The beach where we were camping was fairly close Gaza and the Palestinian territories and every day we could hear the constant Boom! Boom! Boom! Of the bombing and occasionally you could see the helicopter gun ships firing off missiles in the Gaza direction, it’s crazy. We were extremely relived to see our ship appear on the horizon Saturday afternoon.

Sunday morning we were at the port nice and early, we’d been told the formalities take a lot of time and they did a lot of waiting about while security, etc, tried to decide what to do with us. But after we’d been through a metal detector and some of our baggage had been x-rayed and then there was the paper work and there seemed quite a lot of it and the money for the various hustlers, we were at last free to go and drive little Grommet aboard the enormous Grimaldi Lines Grande Mediterraneo.

I have to say, I had never wanted to visit Israel and it had never been part of our plan to visit Israel but I’m glad we came. I’m glad to be able to see what a determined people can achieve in a relatively short space in time and how extreme paranoia will eventually bring about their down fall, if there was no Palestinian “problem” they would find something else to fight about. Jew against Jew, Christian against Christian, white skin against black or blue eyes against green……………….

At 11.00pm we set sail and left!

Princess Beach


‘The rules are..’


‘The Waling Wall Divers’


The reunion


Tom: “it’s like this, Jackie”


More rules


Still cooking on ‘the no. 2’


Wooden Peugeot


Ah, must be Jordan


Jacket potatoes


Flash flood


Too many tourist…


It’s ok uncle Sam is on our side


Dead Sea -383m


Bobbing


Dead Sea surfers


Rock Ibex


Palestinian setlement


Israeli setlement


‘The Wall’


Damascus Gate


Old crones selling leaves


Muslim quarter


Baaaa…


Don’t step on the faithful


Holly bouncer


The rolling stones


Fatima


Satellite link to God


What?
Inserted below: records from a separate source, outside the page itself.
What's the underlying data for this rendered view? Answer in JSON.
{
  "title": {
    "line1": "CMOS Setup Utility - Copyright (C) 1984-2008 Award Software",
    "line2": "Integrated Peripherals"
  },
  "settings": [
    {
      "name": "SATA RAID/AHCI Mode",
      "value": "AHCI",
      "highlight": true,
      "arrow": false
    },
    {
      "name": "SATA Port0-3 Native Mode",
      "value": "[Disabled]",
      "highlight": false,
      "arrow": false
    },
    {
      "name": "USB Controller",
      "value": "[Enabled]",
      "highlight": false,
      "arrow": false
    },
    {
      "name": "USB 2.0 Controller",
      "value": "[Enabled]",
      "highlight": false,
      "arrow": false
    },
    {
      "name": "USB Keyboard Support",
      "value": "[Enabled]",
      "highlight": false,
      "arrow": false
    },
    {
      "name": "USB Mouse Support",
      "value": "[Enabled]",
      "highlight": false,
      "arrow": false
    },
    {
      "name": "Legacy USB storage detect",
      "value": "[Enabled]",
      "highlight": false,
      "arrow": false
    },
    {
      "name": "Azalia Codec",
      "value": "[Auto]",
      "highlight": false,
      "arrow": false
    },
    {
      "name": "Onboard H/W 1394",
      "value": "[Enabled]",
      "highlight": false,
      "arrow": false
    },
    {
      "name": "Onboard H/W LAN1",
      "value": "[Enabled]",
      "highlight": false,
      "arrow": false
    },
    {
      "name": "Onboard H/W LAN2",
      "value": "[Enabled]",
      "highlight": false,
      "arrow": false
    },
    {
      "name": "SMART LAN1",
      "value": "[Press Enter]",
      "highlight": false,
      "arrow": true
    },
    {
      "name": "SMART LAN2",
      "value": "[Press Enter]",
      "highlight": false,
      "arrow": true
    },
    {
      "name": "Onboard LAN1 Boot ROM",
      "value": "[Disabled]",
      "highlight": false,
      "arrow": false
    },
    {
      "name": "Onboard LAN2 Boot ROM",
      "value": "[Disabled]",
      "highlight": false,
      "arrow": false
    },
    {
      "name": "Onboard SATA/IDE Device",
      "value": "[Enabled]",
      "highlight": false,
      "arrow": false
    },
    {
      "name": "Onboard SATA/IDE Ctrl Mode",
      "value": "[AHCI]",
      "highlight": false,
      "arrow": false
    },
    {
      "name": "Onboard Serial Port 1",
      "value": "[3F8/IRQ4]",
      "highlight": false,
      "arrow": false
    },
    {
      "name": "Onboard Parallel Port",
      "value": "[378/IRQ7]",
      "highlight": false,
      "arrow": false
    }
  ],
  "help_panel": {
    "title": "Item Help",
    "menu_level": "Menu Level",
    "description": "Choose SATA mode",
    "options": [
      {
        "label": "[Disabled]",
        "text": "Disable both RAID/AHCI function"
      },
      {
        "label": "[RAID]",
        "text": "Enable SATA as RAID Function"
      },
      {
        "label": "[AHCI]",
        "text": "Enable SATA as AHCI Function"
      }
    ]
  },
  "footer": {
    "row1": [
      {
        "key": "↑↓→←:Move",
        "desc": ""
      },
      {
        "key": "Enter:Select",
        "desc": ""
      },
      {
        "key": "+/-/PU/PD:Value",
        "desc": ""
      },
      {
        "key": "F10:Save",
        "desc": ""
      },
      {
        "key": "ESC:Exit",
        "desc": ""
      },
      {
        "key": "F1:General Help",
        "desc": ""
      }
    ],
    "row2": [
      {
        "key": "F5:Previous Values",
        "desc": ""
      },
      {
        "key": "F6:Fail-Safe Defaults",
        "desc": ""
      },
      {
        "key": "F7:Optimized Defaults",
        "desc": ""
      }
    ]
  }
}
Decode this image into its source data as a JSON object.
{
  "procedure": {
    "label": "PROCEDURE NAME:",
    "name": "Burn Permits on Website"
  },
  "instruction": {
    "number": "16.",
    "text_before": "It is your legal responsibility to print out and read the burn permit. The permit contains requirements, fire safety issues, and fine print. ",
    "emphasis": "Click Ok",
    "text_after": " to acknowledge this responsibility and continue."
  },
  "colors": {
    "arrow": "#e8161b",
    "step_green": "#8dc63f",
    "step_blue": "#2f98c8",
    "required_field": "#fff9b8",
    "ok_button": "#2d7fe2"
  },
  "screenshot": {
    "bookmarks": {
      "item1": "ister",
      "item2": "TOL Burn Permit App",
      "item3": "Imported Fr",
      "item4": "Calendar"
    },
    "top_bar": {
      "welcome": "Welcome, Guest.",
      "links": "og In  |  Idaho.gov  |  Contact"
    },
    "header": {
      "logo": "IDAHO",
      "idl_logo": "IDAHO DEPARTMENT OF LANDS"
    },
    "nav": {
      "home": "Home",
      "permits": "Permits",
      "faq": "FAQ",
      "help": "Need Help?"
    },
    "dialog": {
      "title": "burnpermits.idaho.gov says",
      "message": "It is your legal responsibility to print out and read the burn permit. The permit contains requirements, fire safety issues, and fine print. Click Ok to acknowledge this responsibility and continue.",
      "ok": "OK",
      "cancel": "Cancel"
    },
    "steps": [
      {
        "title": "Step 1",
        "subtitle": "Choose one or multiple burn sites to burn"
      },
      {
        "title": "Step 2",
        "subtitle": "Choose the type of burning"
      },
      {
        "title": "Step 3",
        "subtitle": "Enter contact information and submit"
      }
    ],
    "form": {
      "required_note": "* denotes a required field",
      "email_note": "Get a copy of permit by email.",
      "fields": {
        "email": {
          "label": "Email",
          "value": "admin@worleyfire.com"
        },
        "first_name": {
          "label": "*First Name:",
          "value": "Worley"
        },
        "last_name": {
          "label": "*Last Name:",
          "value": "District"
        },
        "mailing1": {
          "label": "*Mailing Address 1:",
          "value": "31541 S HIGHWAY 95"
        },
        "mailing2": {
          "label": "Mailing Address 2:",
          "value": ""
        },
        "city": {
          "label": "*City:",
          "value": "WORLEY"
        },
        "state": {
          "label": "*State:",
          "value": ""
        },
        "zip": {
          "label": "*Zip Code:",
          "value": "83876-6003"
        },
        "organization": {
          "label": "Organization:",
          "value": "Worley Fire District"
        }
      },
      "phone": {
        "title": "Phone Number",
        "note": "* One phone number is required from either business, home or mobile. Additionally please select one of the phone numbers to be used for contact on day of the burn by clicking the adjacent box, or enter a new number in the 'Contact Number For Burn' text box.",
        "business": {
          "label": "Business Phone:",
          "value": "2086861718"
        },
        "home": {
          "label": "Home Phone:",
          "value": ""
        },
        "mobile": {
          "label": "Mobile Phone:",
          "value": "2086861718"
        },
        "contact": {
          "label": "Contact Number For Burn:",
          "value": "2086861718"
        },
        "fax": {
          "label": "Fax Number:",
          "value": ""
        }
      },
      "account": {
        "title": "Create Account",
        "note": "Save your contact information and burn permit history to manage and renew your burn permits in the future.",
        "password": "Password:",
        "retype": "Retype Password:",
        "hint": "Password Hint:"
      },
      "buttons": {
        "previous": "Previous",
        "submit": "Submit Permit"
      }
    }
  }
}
More X-Rays?


Wailing at the wall


Dome of the Rock


Russian orthodox?


British past


Alpine forest


By the Med


Sunset on the Med


Independence day


All aboard


Safely aboard, next stop Portugal…